by Kaiser K-Y-S-A-R Robert Kaiser who is one of the principal Johannine scholars called The Maverick Gospel that's an introduction not a commentary really useful thing for finding kind of tasting the distinctive quality of John and then Schnakenberg three volumes 1965 to 1975 they finally got it all translated and then something just now is Peter Ellis The Genius of John 1984 which is it's a special kind of book he's got a new interpretation that bypasses all the others so I haven't been able to find a review of that book yet it's a fascinating theory we'll talk about it later of a chiastic structure in John the introductory material in Ellis is very compact and useful for that reason that's why I didn't interview him and then there are several introductory books one is his parents the new testament another one


is Kaiser as Sarah pointed out D.M. Smith and the proclamation series John that's a good book and then there's some little bitty ones which can be useful that are put out as pamphlets there's one by McRae the fourth faith in the word the fourth gospel I'll put these things on the class show afterwards among the patristic commentaries just as a matter of interest even if you don't refer to them the trouble is a lot of them are inaccessible to us because they're not translated into English probably the two big ones from the time of the fathers are that of origin which is preserved only in fragments but a lot of it probably more than half of it and it is translated into English in that anti-Nicene fathers series by intent origin is really the the father of patristic exegesis even though

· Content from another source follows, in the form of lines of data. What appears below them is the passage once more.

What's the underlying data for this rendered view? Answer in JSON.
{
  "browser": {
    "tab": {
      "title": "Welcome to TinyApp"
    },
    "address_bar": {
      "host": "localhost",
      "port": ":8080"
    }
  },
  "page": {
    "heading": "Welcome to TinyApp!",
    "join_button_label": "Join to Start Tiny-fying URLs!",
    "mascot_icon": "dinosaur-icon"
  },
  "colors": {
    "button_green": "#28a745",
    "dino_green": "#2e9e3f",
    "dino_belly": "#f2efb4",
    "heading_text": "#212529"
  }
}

he's not ranked among the doctors of the church because of certain problems he had with the police and st. augustine his homilies on john which are also in English in the post-Nicene fathers the same general series then there's a commentary by Aquinas which we have in French translation but not in English there's also one by St. Bonaventure I haven't looked to see if we've got it in English and there's one by Eckhart to the fathers but somewhat more specialized and a metaphysical insight into the depths of john is not to be displeased and then there are the commentaries on the epistles augustine wrote a commentary on the epistles for example I'd suggest that you simply read the gospel


of john the whole thing through and just let it sink into you probably do it two or three times while we're going through it and then we'll read portions of it together we'll get off the ground in that sense after about two classes we'll begin to study john himself well the